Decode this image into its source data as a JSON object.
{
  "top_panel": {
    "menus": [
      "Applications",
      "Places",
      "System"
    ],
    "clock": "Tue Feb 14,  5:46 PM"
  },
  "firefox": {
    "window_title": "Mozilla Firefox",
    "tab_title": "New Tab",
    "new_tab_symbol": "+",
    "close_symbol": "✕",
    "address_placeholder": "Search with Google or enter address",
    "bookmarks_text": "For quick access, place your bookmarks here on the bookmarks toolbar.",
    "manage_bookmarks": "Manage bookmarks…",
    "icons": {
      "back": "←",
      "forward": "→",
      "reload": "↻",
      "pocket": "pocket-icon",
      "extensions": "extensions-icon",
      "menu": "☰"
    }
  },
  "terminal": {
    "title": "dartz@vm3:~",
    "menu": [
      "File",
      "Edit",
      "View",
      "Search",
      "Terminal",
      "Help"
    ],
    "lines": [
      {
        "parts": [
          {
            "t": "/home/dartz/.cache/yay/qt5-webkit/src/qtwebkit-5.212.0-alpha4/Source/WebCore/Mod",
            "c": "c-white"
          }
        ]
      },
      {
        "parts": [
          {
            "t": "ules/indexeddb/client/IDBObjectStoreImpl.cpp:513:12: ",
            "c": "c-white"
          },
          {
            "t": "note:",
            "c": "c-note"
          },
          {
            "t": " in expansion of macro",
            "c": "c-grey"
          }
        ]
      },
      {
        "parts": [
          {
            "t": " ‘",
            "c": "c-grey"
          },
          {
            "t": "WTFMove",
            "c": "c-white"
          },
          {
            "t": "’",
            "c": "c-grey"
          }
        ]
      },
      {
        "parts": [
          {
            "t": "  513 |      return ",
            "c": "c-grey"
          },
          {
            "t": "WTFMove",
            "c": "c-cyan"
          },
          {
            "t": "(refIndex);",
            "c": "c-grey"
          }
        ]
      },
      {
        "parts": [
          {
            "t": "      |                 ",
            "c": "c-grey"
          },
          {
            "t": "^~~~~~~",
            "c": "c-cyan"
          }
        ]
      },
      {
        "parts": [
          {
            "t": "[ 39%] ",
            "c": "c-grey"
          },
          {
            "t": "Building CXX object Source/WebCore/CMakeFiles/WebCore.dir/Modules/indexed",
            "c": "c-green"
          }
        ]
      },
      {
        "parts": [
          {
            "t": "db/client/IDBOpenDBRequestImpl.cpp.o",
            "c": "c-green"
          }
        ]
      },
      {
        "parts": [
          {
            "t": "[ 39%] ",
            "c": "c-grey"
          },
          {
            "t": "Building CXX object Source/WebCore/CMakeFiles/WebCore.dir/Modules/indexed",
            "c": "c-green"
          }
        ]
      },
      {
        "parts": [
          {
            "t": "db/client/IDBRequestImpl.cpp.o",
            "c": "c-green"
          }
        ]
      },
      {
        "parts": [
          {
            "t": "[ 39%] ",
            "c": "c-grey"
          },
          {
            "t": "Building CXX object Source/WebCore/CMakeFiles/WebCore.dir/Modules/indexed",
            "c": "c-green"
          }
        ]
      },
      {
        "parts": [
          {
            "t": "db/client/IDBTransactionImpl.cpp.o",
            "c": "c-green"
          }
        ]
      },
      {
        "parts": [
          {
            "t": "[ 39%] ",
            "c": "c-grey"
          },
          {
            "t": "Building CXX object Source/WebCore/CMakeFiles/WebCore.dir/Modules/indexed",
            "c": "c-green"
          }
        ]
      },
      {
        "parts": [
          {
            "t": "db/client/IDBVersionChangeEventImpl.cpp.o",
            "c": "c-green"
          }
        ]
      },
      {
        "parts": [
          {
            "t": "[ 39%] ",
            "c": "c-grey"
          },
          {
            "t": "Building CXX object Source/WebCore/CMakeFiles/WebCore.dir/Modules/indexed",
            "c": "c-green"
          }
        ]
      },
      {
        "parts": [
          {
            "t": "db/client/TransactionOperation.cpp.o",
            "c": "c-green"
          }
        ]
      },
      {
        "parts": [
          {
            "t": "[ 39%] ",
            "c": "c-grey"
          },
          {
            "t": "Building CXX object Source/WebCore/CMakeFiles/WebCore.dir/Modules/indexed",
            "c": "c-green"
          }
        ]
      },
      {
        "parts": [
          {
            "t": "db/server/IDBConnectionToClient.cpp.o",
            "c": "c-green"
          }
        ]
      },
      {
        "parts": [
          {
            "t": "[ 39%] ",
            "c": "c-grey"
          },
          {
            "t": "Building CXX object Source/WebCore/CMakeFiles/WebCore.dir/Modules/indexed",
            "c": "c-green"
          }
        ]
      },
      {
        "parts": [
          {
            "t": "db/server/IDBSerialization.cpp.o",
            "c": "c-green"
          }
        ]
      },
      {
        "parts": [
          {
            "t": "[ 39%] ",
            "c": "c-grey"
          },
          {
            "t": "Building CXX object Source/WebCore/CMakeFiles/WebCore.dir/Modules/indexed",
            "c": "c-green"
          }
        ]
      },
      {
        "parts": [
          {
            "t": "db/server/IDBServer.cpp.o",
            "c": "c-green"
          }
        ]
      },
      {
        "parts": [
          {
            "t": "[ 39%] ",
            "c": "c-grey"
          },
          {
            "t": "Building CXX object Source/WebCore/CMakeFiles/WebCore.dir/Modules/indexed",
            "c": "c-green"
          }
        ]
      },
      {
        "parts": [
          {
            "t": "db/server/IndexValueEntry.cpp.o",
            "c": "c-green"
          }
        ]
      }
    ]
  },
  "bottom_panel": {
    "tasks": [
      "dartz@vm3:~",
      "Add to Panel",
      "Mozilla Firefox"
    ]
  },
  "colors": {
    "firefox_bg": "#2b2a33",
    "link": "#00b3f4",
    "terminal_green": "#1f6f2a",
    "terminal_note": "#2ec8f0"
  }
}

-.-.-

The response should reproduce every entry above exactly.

Decode this image into its source data as a JSON object.
{
  "top_panel": {
    "menus": [
      "Applications",
      "Places",
      "System"
    ],
    "clock": "Tue Feb 14,  5:46 PM"
  },
  "firefox": {
    "window_title": "Mozilla Firefox",
    "tab_title": "New Tab",
    "new_tab_symbol": "+",
    "close_symbol": "✕",
    "address_placeholder": "Search with Google or enter address",
    "bookmarks_text": "For quick access, place your bookmarks here on the bookmarks toolbar.",
    "manage_bookmarks": "Manage bookmarks…",
    "icons": {
      "back": "←",
      "forward": "→",
      "reload": "↻",
      "pocket": "pocket-icon",
      "extensions": "extensions-icon",
      "menu": "☰"
    }
  },
  "terminal": {
    "title": "dartz@vm3:~",
    "menu": [
      "File",
      "Edit",
      "View",
      "Search",
      "Terminal",
      "Help"
    ],
    "lines": [
      {
        "parts": [
          {
            "t": "/home/dartz/.cache/yay/qt5-webkit/src/qtwebkit-5.212.0-alpha4/Source/WebCore/Mod",
            "c": "c-white"
          }
        ]
      },
      {
        "parts": [
          {
            "t": "ules/indexeddb/client/IDBObjectStoreImpl.cpp:513:12: ",
            "c": "c-white"
          },
          {
            "t": "note:",
            "c": "c-note"
          },
          {
            "t": " in expansion of macro",
            "c": "c-grey"
          }
        ]
      },
      {
        "parts": [
          {
            "t": " ‘",
            "c": "c-grey"
          },
          {
            "t": "WTFMove",
            "c": "c-white"
          },
          {
            "t": "’",
            "c": "c-grey"
          }
        ]
      },
      {
        "parts": [
          {
            "t": "  513 |      return ",
            "c": "c-grey"
          },
          {
            "t": "WTFMove",
            "c": "c-cyan"
          },
          {
            "t": "(refIndex);",
            "c": "c-grey"
          }
        ]
      },
      {
        "parts": [
          {
            "t": "      |                 ",
            "c": "c-grey"
          },
          {
            "t": "^~~~~~~",
            "c": "c-cyan"
          }
        ]
      },
      {
        "parts": [
          {
            "t": "[ 39%] ",
            "c": "c-grey"
          },
          {
            "t": "Building CXX object Source/WebCore/CMakeFiles/WebCore.dir/Modules/indexed",
            "c": "c-green"
          }
        ]
      },
      {
        "parts": [
          {
            "t": "db/client/IDBOpenDBRequestImpl.cpp.o",
            "c": "c-green"
          }
        ]
      },
      {
        "parts": [
          {
            "t": "[ 39%] ",
            "c": "c-grey"
          },
          {
            "t": "Building CXX object Source/WebCore/CMakeFiles/WebCore.dir/Modules/indexed",
            "c": "c-green"
          }
        ]
      },
      {
        "parts": [
          {
            "t": "db/client/IDBRequestImpl.cpp.o",
            "c": "c-green"
          }
        ]
      },
      {
        "parts": [
          {
            "t": "[ 39%] ",
            "c": "c-grey"
          },
          {
            "t": "Building CXX object Source/WebCore/CMakeFiles/WebCore.dir/Modules/indexed",
            "c": "c-green"
          }
        ]
      },
      {
        "parts": [
          {
            "t": "db/client/IDBTransactionImpl.cpp.o",
            "c": "c-green"
          }
        ]
      },
      {
        "parts": [
          {
            "t": "[ 39%] ",
            "c": "c-grey"
          },
          {
            "t": "Building CXX object Source/WebCore/CMakeFiles/WebCore.dir/Modules/indexed",
            "c": "c-green"
          }
        ]
      },
      {
        "parts": [
          {
            "t": "db/client/IDBVersionChangeEventImpl.cpp.o",
            "c": "c-green"
          }
        ]
      },
      {
        "parts": [
          {
            "t": "[ 39%] ",
            "c": "c-grey"
          },
          {
            "t": "Building CXX object Source/WebCore/CMakeFiles/WebCore.dir/Modules/indexed",
            "c": "c-green"
          }
        ]
      },
      {
        "parts": [
          {
            "t": "db/client/TransactionOperation.cpp.o",
            "c": "c-green"
          }
        ]
      },
      {
        "parts": [
          {
            "t": "[ 39%] ",
            "c": "c-grey"
          },
          {
            "t": "Building CXX object Source/WebCore/CMakeFiles/WebCore.dir/Modules/indexed",
            "c": "c-green"
          }
        ]
      },
      {
        "parts": [
          {
            "t": "db/server/IDBConnectionToClient.cpp.o",
            "c": "c-green"
          }
        ]
      },
      {
        "parts": [
          {
            "t": "[ 39%] ",
            "c": "c-grey"
          },
          {
            "t": "Building CXX object Source/WebCore/CMakeFiles/WebCore.dir/Modules/indexed",
            "c": "c-green"
          }
        ]
      },
      {
        "parts": [
          {
            "t": "db/server/IDBSerialization.cpp.o",
            "c": "c-green"
          }
        ]
      },
      {
        "parts": [
          {
            "t": "[ 39%] ",
            "c": "c-grey"
          },
          {
            "t": "Building CXX object Source/WebCore/CMakeFiles/WebCore.dir/Modules/indexed",
            "c": "c-green"
          }
        ]
      },
      {
        "parts": [
          {
            "t": "db/server/IDBServer.cpp.o",
            "c": "c-green"
          }
        ]
      },
      {
        "parts": [
          {
            "t": "[ 39%] ",
            "c": "c-grey"
          },
          {
            "t": "Building CXX object Source/WebCore/CMakeFiles/WebCore.dir/Modules/indexed",
            "c": "c-green"
          }
        ]
      },
      {
        "parts": [
          {
            "t": "db/server/IndexValueEntry.cpp.o",
            "c": "c-green"
          }
        ]
      }
    ]
  },
  "bottom_panel": {
    "tasks": [
      "dartz@vm3:~",
      "Add to Panel",
      "Mozilla Firefox"
    ]
  },
  "colors": {
    "firefox_bg": "#2b2a33",
    "link": "#00b3f4",
    "terminal_green": "#1f6f2a",
    "terminal_note": "#2ec8f0"
  }
}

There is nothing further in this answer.